“‘The world is being rebuilt by companies and governments so that they can exploit data. Without urgent and continuous action, data will be used in ways that people cannot now even imagine, to define and manipulate our lives without us beginning to understand why or being able to effectively fight back,’ said Frederike Kaltheuner, who heads up Privacy International’s data exploitation program.”
Delay, Deny and Deflect: How Facebook’s Leaders Fought Through Crisis
“As evidence accumulated that Facebook’s power could also be exploited to disrupt elections, broadcast viral propaganda and inspire deadly campaigns of hate around the globe, Mr. Zuckerberg and Ms. Sandberg stumbled. Bent on growth, the pair ignored warning signs and then sought to conceal them from public view. At critical moments over the last three years, they were distracted by personal projects, and passed off security and policy decisions to subordinates, according to current and former executives.”

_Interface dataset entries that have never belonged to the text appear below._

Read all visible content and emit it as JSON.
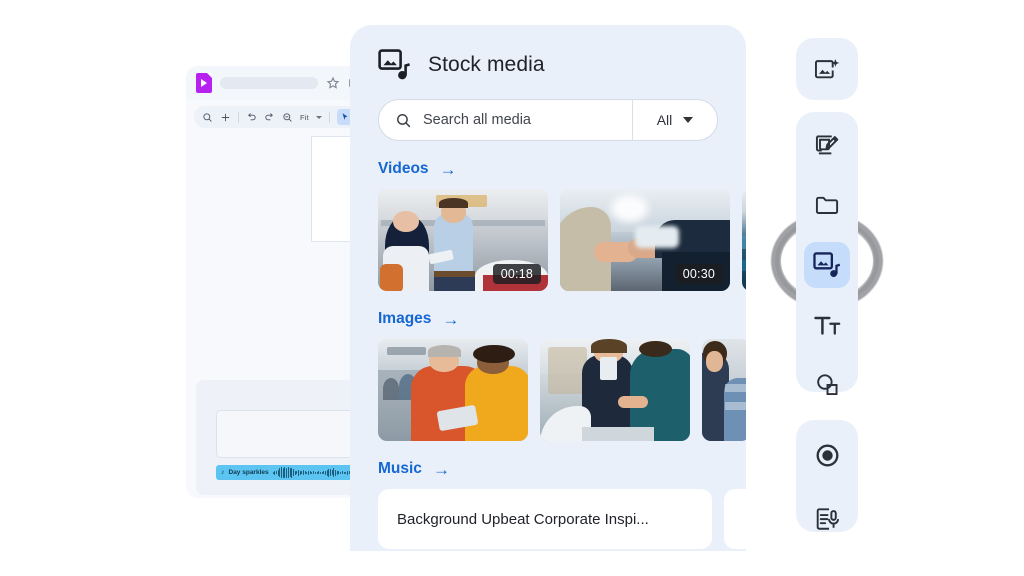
{
  "editor": {
    "app_logo": "google-vids-logo",
    "title_placeholder": "",
    "titlebar_icons": [
      "star-icon",
      "move-to-folder-icon"
    ],
    "toolbar": {
      "items": [
        "zoom-icon",
        "plus-icon",
        "undo-icon",
        "redo-icon",
        "zoom-out-icon"
      ],
      "fit_label": "Fit",
      "cursor_icon": "pointer-icon",
      "align_icon": "align-icon"
    },
    "timeline": {
      "audio_clip_name": "Day sparkles",
      "audio_note_icon": "music-note-icon"
    }
  },
  "panel": {
    "header_icon": "stock-media-icon",
    "title": "Stock media",
    "search": {
      "icon": "search-icon",
      "placeholder": "Search all media",
      "filter_label": "All",
      "filter_icon": "chevron-down-icon"
    },
    "sections": [
      {
        "title": "Videos",
        "arrow": "→",
        "items": [
          {
            "alt": "Two colleagues talking with tablet in car showroom",
            "duration": "00:18"
          },
          {
            "alt": "Handshake in front of a car in a dealership",
            "duration": "00:30"
          },
          {
            "alt": "Third video thumbnail partially visible",
            "duration": ""
          }
        ]
      },
      {
        "title": "Images",
        "arrow": "→",
        "items": [
          {
            "alt": "Man in orange sweater and woman in yellow sweater with tablet in office"
          },
          {
            "alt": "Businesswoman shaking hands across a table with colleague"
          },
          {
            "alt": "Third image thumbnail partially visible"
          }
        ]
      },
      {
        "title": "Music",
        "arrow": "→",
        "items": [
          {
            "name": "Background Upbeat Corporate Inspi..."
          },
          {
            "name": ""
          }
        ]
      }
    ]
  },
  "rail": {
    "groups": [
      {
        "buttons": [
          {
            "icon": "generate-image-icon",
            "active": false
          }
        ]
      },
      {
        "buttons": [
          {
            "icon": "draw-edit-icon",
            "active": false
          },
          {
            "icon": "folder-icon",
            "active": false
          },
          {
            "icon": "stock-media-icon",
            "active": true
          },
          {
            "icon": "text-icon",
            "active": false
          },
          {
            "icon": "shapes-icon",
            "active": false
          }
        ]
      },
      {
        "buttons": [
          {
            "icon": "record-icon",
            "active": false
          },
          {
            "icon": "script-voiceover-icon",
            "active": false
          }
        ]
      }
    ],
    "highlight_annotation": "grey-ring-highlight"
  },
  "colors": {
    "panel_bg": "#e9f0f9",
    "rail_bg": "#e9f0fa",
    "accent_link": "#1567d3",
    "active_btn": "#c5ddfb",
    "audio_clip": "#5bc4f1",
    "logo_purple": "#b721f0"
  }
}
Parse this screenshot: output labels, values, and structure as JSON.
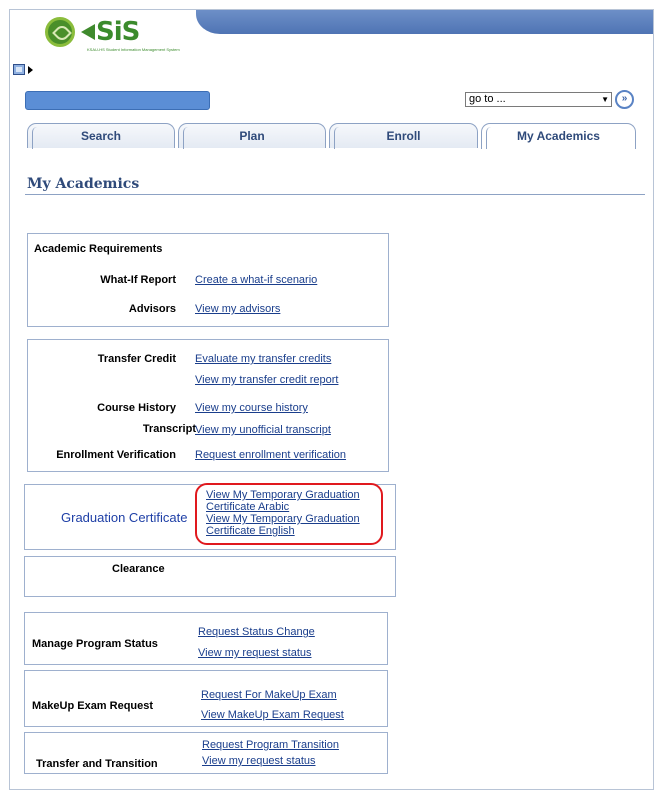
{
  "header": {
    "logo_text": "SiS",
    "logo_subtitle": "KSAU-HS Student Information Management System",
    "goto_selected": "go to ...",
    "goto_button_glyph": "»"
  },
  "tabs": [
    {
      "label": "Search",
      "active": false
    },
    {
      "label": "Plan",
      "active": false
    },
    {
      "label": "Enroll",
      "active": false
    },
    {
      "label": "My Academics",
      "active": true
    }
  ],
  "page": {
    "title": "My Academics"
  },
  "sections": {
    "academic_requirements": {
      "heading": "Academic Requirements",
      "whatif_label": "What-If Report",
      "whatif_link": "Create a what-if scenario",
      "advisors_label": "Advisors",
      "advisors_link": "View my advisors"
    },
    "transfer": {
      "transfer_label": "Transfer Credit",
      "transfer_link1": "Evaluate my transfer credits",
      "transfer_link2": "View my transfer credit report",
      "course_history_label": "Course History",
      "course_history_link": "View my course history",
      "transcript_label": "Transcript",
      "transcript_link": "View my unofficial transcript",
      "enroll_verif_label": "Enrollment Verification",
      "enroll_verif_link": "Request enrollment verification"
    },
    "graduation": {
      "label": "Graduation Certificate",
      "link_arabic_1": "View My Temporary Graduation",
      "link_arabic_2": "Certificate Arabic",
      "link_english_1": "View My Temporary Graduation",
      "link_english_2": "Certificate English"
    },
    "clearance": {
      "label": "Clearance"
    },
    "program_status": {
      "label": "Manage Program Status",
      "link1": "Request Status Change",
      "link2": "View my request status"
    },
    "makeup": {
      "label": "MakeUp Exam Request",
      "link1": "Request For MakeUp Exam",
      "link2": "View MakeUp Exam Request"
    },
    "transition": {
      "label": "Transfer and Transition",
      "link1": "Request Program Transition",
      "link2": "View my request status"
    }
  },
  "colors": {
    "accent": "#2f4a7a",
    "link": "#1a3e8c",
    "highlight": "#e0191e",
    "brand": "#3b8b2c"
  }
}
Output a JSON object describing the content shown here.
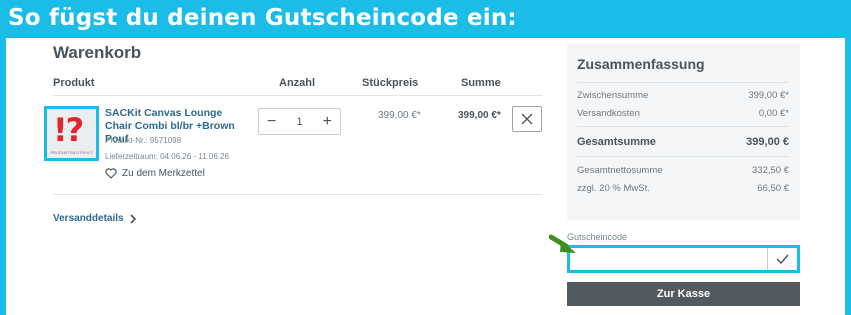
{
  "banner": {
    "title": "So fügst du deinen Gutscheincode ein:"
  },
  "cart": {
    "title": "Warenkorb",
    "columns": {
      "product": "Produkt",
      "quantity": "Anzahl",
      "unit_price": "Stückpreis",
      "total": "Summe"
    },
    "item": {
      "thumb_mark": "!?",
      "thumb_caption": "PRODUKTBILD FEHLT",
      "name": "SACKit Canvas Lounge Chair Combi bl/br +Brown Pouf",
      "product_no": "Produkt-Nr.: 9571098",
      "delivery": "Lieferzeitraum: 04.06.26 - 11.06.26",
      "wishlist": "Zu dem Merkzettel",
      "qty": "1",
      "qty_minus": "−",
      "qty_plus": "+",
      "unit_price": "399,00 €*",
      "total": "399,00 €*"
    },
    "shipping_details": "Versanddetails"
  },
  "summary": {
    "title": "Zusammenfassung",
    "rows": [
      {
        "label": "Zwischensumme",
        "value": "399,00 €*"
      },
      {
        "label": "Versandkosten",
        "value": "0,00 €*"
      }
    ],
    "grand_total": {
      "label": "Gesamtsumme",
      "value": "399,00 €"
    },
    "net_rows": [
      {
        "label": "Gesamtnettosumme",
        "value": "332,50 €"
      },
      {
        "label": "zzgl. 20 % MwSt.",
        "value": "66,50 €"
      }
    ]
  },
  "voucher": {
    "label": "Gutscheincode",
    "value": "",
    "placeholder": ""
  },
  "checkout": {
    "label": "Zur Kasse"
  },
  "colors": {
    "accent": "#1bbde8",
    "link": "#2e6a8e",
    "arrow": "#3f8f1e",
    "checkout_bg": "#535a5f"
  },
  "icons": [
    "heart-icon",
    "close-icon",
    "chevron-right-icon",
    "check-icon",
    "arrow-icon"
  ]
}
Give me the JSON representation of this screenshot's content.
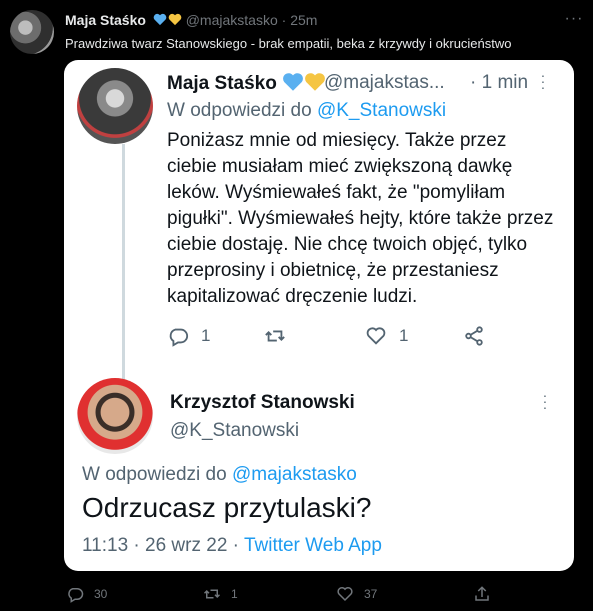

Google ‘betrays patient trust’ with DeepMind Health move
“Now that Streams is a Google product itself, that promise appears to have been broken, says privacy researcher Julia Powles: ‘Making this about semantics is a sleight of hand. DeepMind said it would never connect Streams with Google. The whole Streams app is now a Google product. That is an atrocious breach of trust, for an already beleaguered product.’”